My take is somewhere in the middle.  One of the brightest things J.Crew and Jenna Lyons have done in the revitalization of the brand is the use of her as company muse and lifestyle model, much like all those ads of Ralph Lauren and wife in location appropriate get ups (WASP wear, island whites, cowboy coture) posing in their various homes decorated to co-ordinate, or Halston in the 1970s partying at Studio 54 surrounded by a gaggle of society and Hollywood beauties draped in his clothes...in each case a designer and/or executive showcases the company's wear in their daily lives doing their regular glamorous routine.  The idea being---wear this Halston knit...be fabulous at the exclusive disco...just like he is!  You see it today with the more successful bloggers---their whole lives (at least that part shared on their blogs) is branded...you see them doing and wearing things that make you think, "That is so her!  I'd love to be more like her.  I'm glad I read this blog about this fabulous blogger that does these bloggy things."
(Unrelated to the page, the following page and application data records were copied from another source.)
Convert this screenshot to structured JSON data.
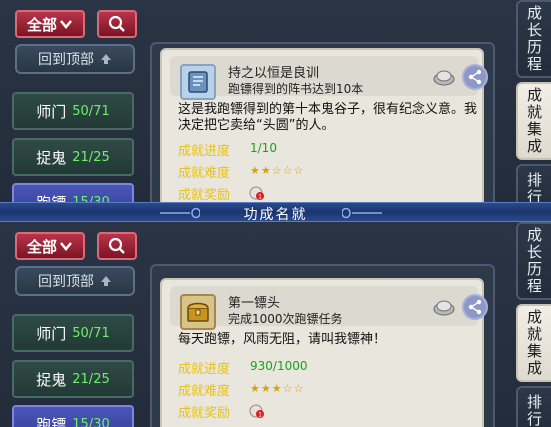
{
  "window_title": "功成名就",
  "toolbar": {
    "filter_label": "全部",
    "filter_icon": "chevron-down-icon",
    "search_icon": "search-icon",
    "back_top_label": "回到顶部",
    "back_top_icon": "arrow-up-icon"
  },
  "categories": [
    {
      "name": "师门",
      "count": "50/71"
    },
    {
      "name": "捉鬼",
      "count": "21/25"
    },
    {
      "name": "跑镖",
      "count": "15/30"
    }
  ],
  "side_tabs": [
    "成长历程",
    "成就集成",
    "排行"
  ],
  "cards": {
    "top": {
      "title": "持之以恒是良训",
      "subtitle": "跑镖得到的阵书达到10本",
      "description": "这是我跑镖得到的第十本鬼谷子，很有纪念义意。我决定把它卖给“头圆”的人。",
      "progress_label": "成就进度",
      "progress_value": "1/10",
      "difficulty_label": "成就难度",
      "difficulty_stars": "★★☆☆☆",
      "difficulty_rating": 2,
      "reward_label": "成就奖励",
      "icon": "book-icon"
    },
    "bottom": {
      "title": "第一镖头",
      "subtitle": "完成1000次跑镖任务",
      "description": "每天跑镖，风雨无阻，请叫我镖神！",
      "progress_label": "成就进度",
      "progress_value": "930/1000",
      "difficulty_label": "成就难度",
      "difficulty_stars": "★★★☆☆",
      "difficulty_rating": 3,
      "reward_label": "成就奖励",
      "icon": "treasure-chest-icon"
    }
  },
  "colors": {
    "accent_red": "#a82438",
    "progress_green": "#16a416",
    "label_yellow": "#e7c21a",
    "active_tab_blue": "#4a56b8"
  }
}
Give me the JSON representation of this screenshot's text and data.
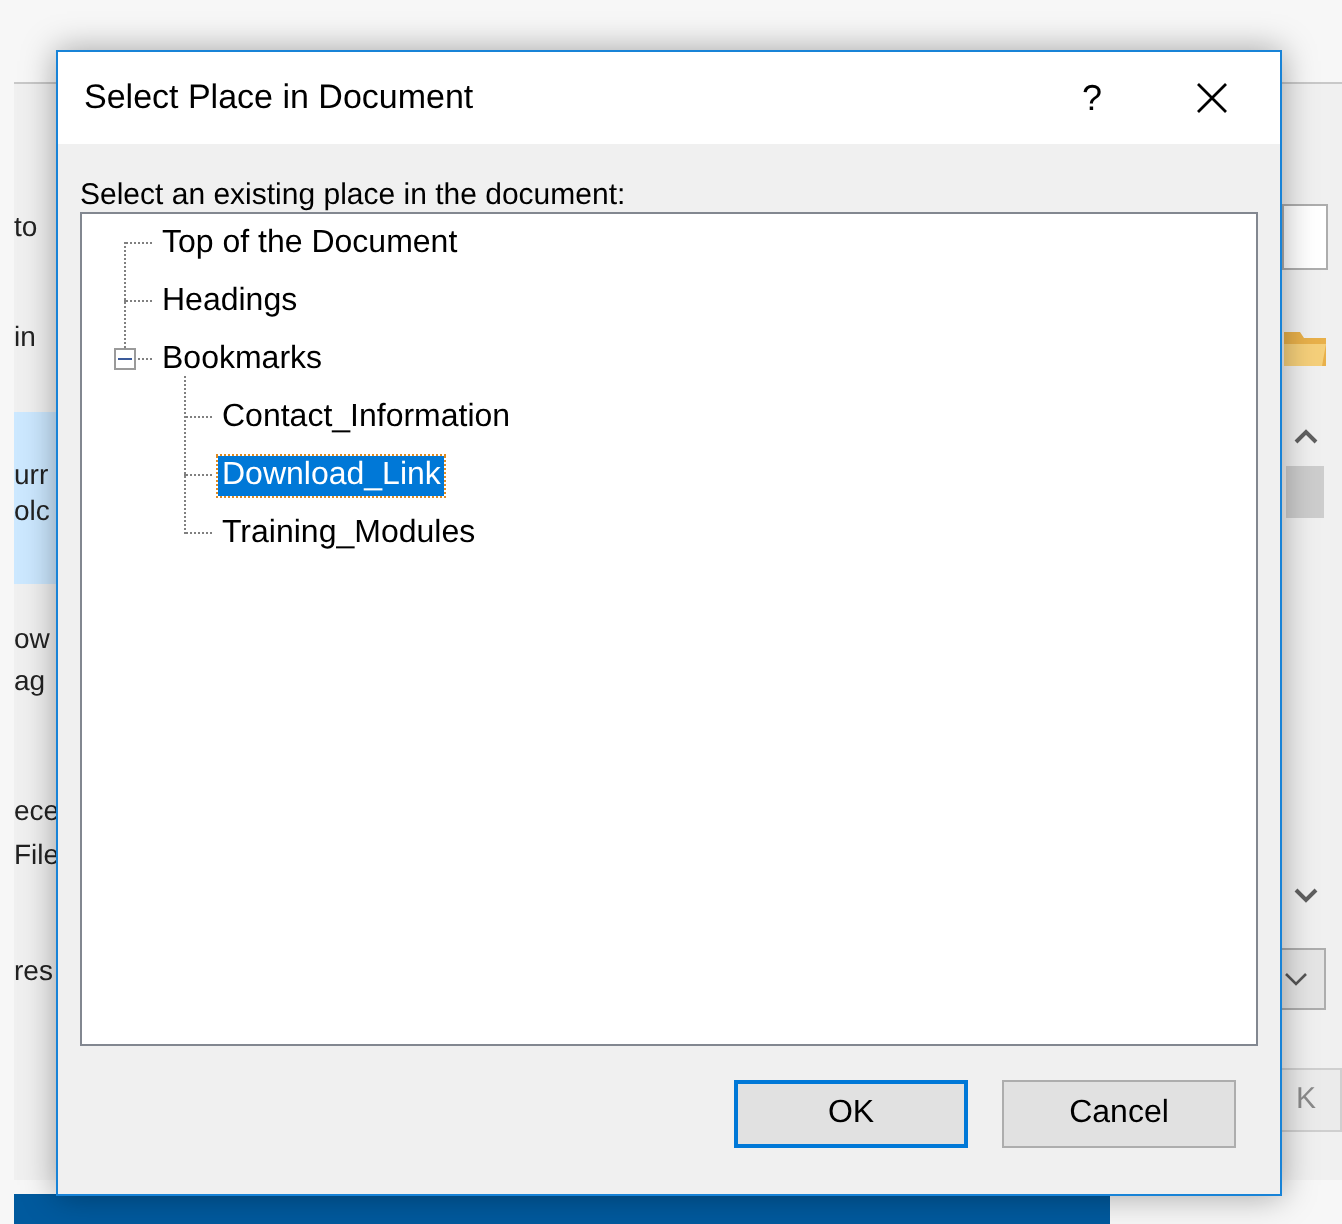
{
  "background_window": {
    "fragments": [
      {
        "text": "to",
        "selected": false
      },
      {
        "text": "in",
        "selected": false
      },
      {
        "text": "urr",
        "selected": true
      },
      {
        "text": "olc",
        "selected": true
      },
      {
        "text": "ow",
        "selected": false
      },
      {
        "text": "ag",
        "selected": false
      },
      {
        "text": "ece",
        "selected": false
      },
      {
        "text": "File",
        "selected": false
      },
      {
        "text": "res",
        "selected": false
      }
    ],
    "ok_button": {
      "label": "K",
      "disabled": true
    }
  },
  "dialog": {
    "title": "Select Place in Document",
    "help": "?",
    "prompt": "Select an existing place in the document:",
    "tree": [
      {
        "label": "Top of the Document",
        "selected": false
      },
      {
        "label": "Headings",
        "selected": false
      },
      {
        "label": "Bookmarks",
        "selected": false,
        "expanded": true,
        "children": [
          {
            "label": "Contact_Information",
            "selected": false
          },
          {
            "label": "Download_Link",
            "selected": true
          },
          {
            "label": "Training_Modules",
            "selected": false
          }
        ]
      }
    ],
    "buttons": [
      {
        "label": "OK",
        "default": true
      },
      {
        "label": "Cancel",
        "default": false
      }
    ]
  }
}
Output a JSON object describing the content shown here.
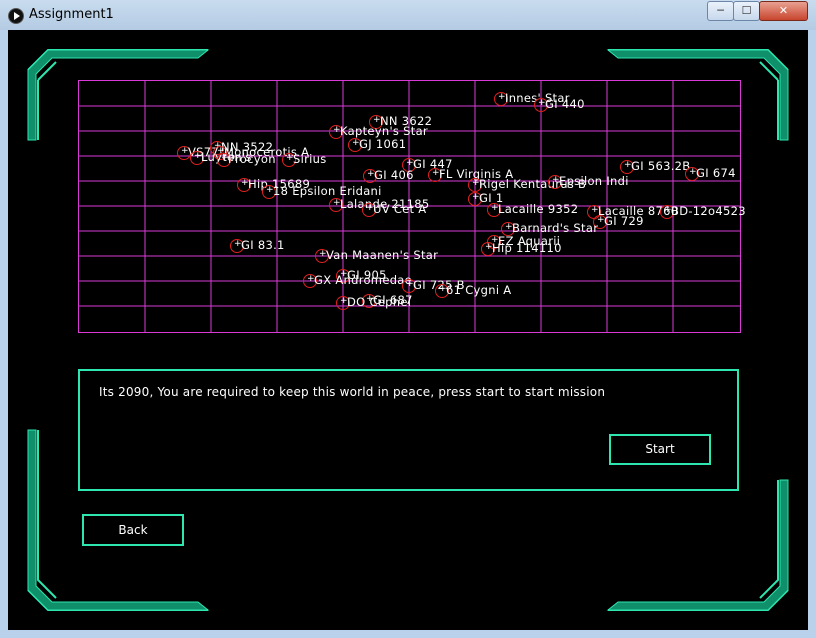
{
  "window": {
    "title": "Assignment1",
    "controls": {
      "minimize": "─",
      "maximize": "☐",
      "close": "✕"
    }
  },
  "colors": {
    "accent": "#2ee6b0",
    "grid": "#d93ad6",
    "star_ring": "#e02020",
    "text": "#ffffff",
    "background": "#000000"
  },
  "stars": [
    {
      "name": "Innes' Star"
    },
    {
      "name": "GI 440"
    },
    {
      "name": "NN 3622"
    },
    {
      "name": "Kapteyn's Star"
    },
    {
      "name": "GJ 1061"
    },
    {
      "name": "NN 3522"
    },
    {
      "name": "VS77"
    },
    {
      "name": "Monocerotis A"
    },
    {
      "name": "Luyten's"
    },
    {
      "name": "Procyon"
    },
    {
      "name": "Sirius"
    },
    {
      "name": "GI 447"
    },
    {
      "name": "GI 406"
    },
    {
      "name": "FL Virginis A"
    },
    {
      "name": "GI 563.2B"
    },
    {
      "name": "GI 674"
    },
    {
      "name": "Rigel Kentaurus B"
    },
    {
      "name": "Epsilon Indi"
    },
    {
      "name": "Hip 15689"
    },
    {
      "name": "18 Epsilon Eridani"
    },
    {
      "name": "GI 1"
    },
    {
      "name": "Lalande 21185"
    },
    {
      "name": "UV Cet A"
    },
    {
      "name": "Lacaille 9352"
    },
    {
      "name": "Lacaille 8760"
    },
    {
      "name": "BD-12o4523"
    },
    {
      "name": "GI 729"
    },
    {
      "name": "Barnard's Star"
    },
    {
      "name": "EZ Aquarii"
    },
    {
      "name": "Hip 114110"
    },
    {
      "name": "GI 83.1"
    },
    {
      "name": "Van Maanen's Star"
    },
    {
      "name": "GI 905"
    },
    {
      "name": "GX Andromedae"
    },
    {
      "name": "GI 725 B"
    },
    {
      "name": "61 Cygni A"
    },
    {
      "name": "GI 687"
    },
    {
      "name": "DO Cephei"
    }
  ],
  "message": {
    "text": "Its 2090, You are required to keep this world in peace, press start to start mission",
    "start_label": "Start"
  },
  "back_label": "Back"
}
Jenna has carefully crafted and marketed this image of herself  as the prototypical J. Crew woman:   the new superwoman...the 80's having it all woman 2.0---glamorous, high-paid, successful career, beautiful home featured in glossy magazines, but with wonderful home life complete with beautiful child.  I really think the whole point of the ad was merely to show this:  look at me, i am a glamorous career woman...but i spend Sat. bonding with child....and look, i'm so hip, i let him paint his nails...aren't i hip and bohemian?   but I still look fabulous doing...buy this shirt and polish so you and your family can be this fabulous.

did they have another agenda? who knows, but since they have yet to issue a statement, as of now going the tasteful, "we have no comment as we consider this a non-issue and don't want to add fuel to the fire"  route as opposed to having a statement prepared, i don't really think so.  my feeling is that a group of Manhattan "taste makers,"  fashion types, and marketers really consider a boy in nail polish a non-issue as they work in a world where Andre Leon Talley swathed in floor-length cloaks and Marc Jacobs wearing skirts to formal events on a regular basis doesn't result in a batted false eye-lash.

3.  In a world with an energy crises, starvation, tsunami's', nuclear power plant melt-downs, suicides as the result of bullying, widespread genocide, plummeting literacy rates, rising health care costs,  etc.  who really gives a shit if some little boy that is not even related to you likes pink toe nail polish, even if he's in a national ad?